Although you’re writing and communicating all the time, blogging is actually a very lonely endeavor. You spend hours in front of a computer. It’s not uncommon to work in your pajamas. So an annual conference where you can meet up with the people you communicate with online is a great way to make money with your niche.
7. Membership Sites and SaaS
Pros: Generates reoccurring monthly revenue and creates engaged members
Cons: Takes a while to ramp up to any significant revenue
This business model is one is my favorites, and I’ve done quite well with it.
Along with Investor Junkie, I owned a web-hosting business. This technically fell under the banner of software as a service (SaaS).
As opposed to the typical one-time sale of a digital product, with SaaS, you have reoccurring revenue. In 2008, without that reoccurring revenue, I would have been dead in the water.
Instead of having revenue that resets every month — as with other business models — with SaaS, you earn a monthly income from your subscribers. It’s the type of business that starts off slow but then speeds up like a rocket ship once its momentum starts.
For more information on this, check out my article on how to set up a membership site on WordPress.
The problem with this type of monetization is it takes a while to grow your MRR (monthly recurring revenue) to support yourself. Unless you have a clear vision, I recommend not making this your primary way to make money blogging. Instead, look at it as one part of a bigger picture.
8. Physical Products
Pros: Is much harder to copy than digital products
Cons: Requires inventory and is not unlimited with scale. There is a fix amount of cost per item produced
This could be selling your own or someone else’s products.
A common option is using Amazon’s FBA program. Since we are talking about blogs, if you’re interested in selling products, you must also have your own storefront for another source of traffic and revenue. WooCommerce is a good option if you like using WordPress.
The next level up is to drop-ship a product. You hold no inventory, nor do you have to ship the products yourself. Instead, you accept customer orders, and another party in the supply chain ships out the product.
There are many services that will do this for you, and it’s a nice way to start out. Of course, the issue is that you have no control over costs other than switching vendors.
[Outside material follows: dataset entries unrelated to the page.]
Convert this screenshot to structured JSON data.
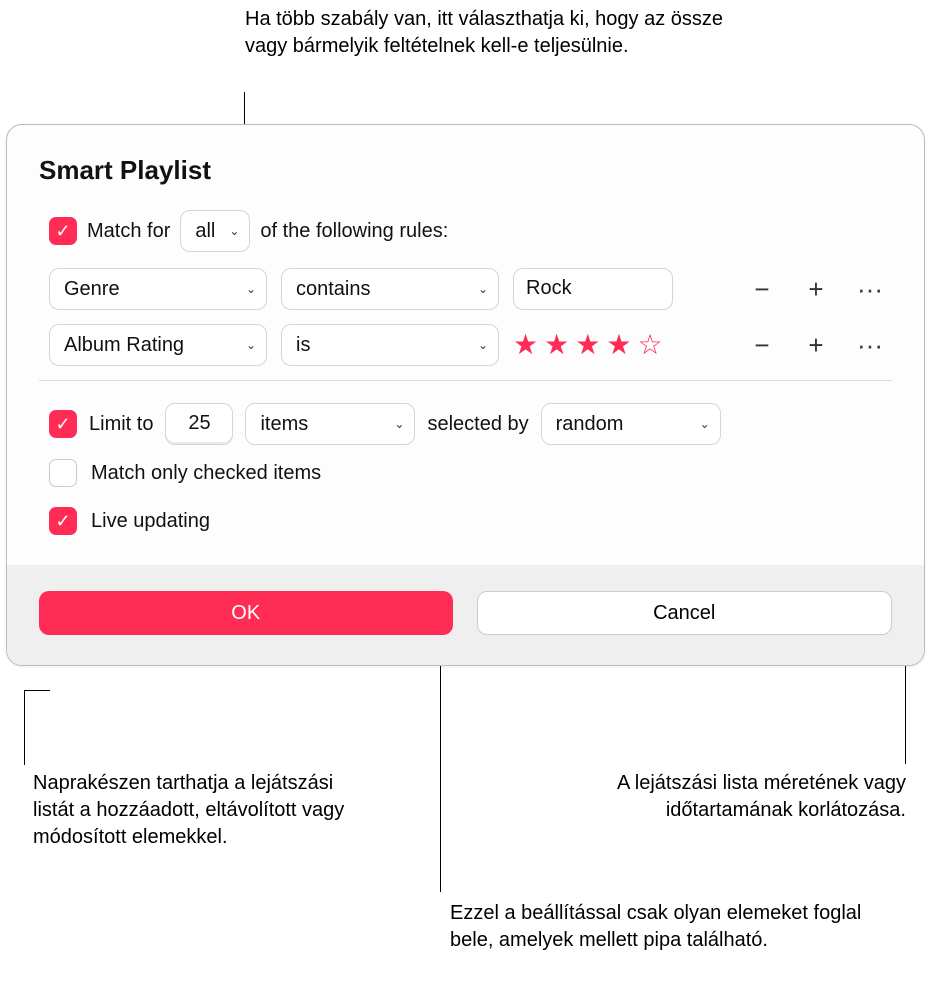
{
  "annotations": {
    "top": "Ha több szabály van, itt választhatja ki, hogy az össze vagy bármelyik feltételnek kell-e teljesülnie.",
    "bottom_left": "Naprakészen tarthatja a lejátszási listát a hozzáadott, eltávolított vagy módosított elemekkel.",
    "bottom_right": "A lejátszási lista méretének vagy időtartamának korlátozása.",
    "bottom_center": "Ezzel a beállítással csak olyan elemeket foglal bele, amelyek mellett pipa található."
  },
  "dialog": {
    "title": "Smart Playlist",
    "match": {
      "checked": true,
      "prefix": "Match for",
      "mode": "all",
      "suffix": "of the following rules:"
    },
    "rules": [
      {
        "field": "Genre",
        "operator": "contains",
        "value_type": "text",
        "value": "Rock"
      },
      {
        "field": "Album Rating",
        "operator": "is",
        "value_type": "stars",
        "stars_filled": 4,
        "stars_total": 5
      }
    ],
    "limit": {
      "checked": true,
      "prefix": "Limit to",
      "count": "25",
      "unit": "items",
      "selected_by_label": "selected by",
      "selected_by": "random"
    },
    "match_only_checked": {
      "checked": false,
      "label": "Match only checked items"
    },
    "live_updating": {
      "checked": true,
      "label": "Live updating"
    },
    "buttons": {
      "ok": "OK",
      "cancel": "Cancel"
    },
    "icons": {
      "minus": "−",
      "plus": "+",
      "more": "···",
      "check": "✓",
      "chevron": "⌄",
      "star_filled": "★",
      "star_empty": "☆"
    }
  }
}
Personally, I’m not a fan of selling physical products, but I have quite a few friends who do very well with this model. If you’re considering going down this avenue, one option I recommend would be to find a similar product and offer it to your audience via an affiliate link.
The downside to physical products is that, unlike digital products, they aren’t infinitely scalable. You have to deal with COGS (the cost of goods sold). While you might be able to improve your margins as you sell more, there’s a fixed cost.
If I were you, I would diversify my revenue and create a mixture of some (or all) of the eight options. As with any business, relying on just one source of revenue is a recipe for disaster.
I think the best options for a blogger just getting started are: consulting, affiliate marketing, and digital products. Only once you build out an audience should you think about creating a membership site or SaaS product.
Again, your niche might be unique. But for most niches, these are the best options available.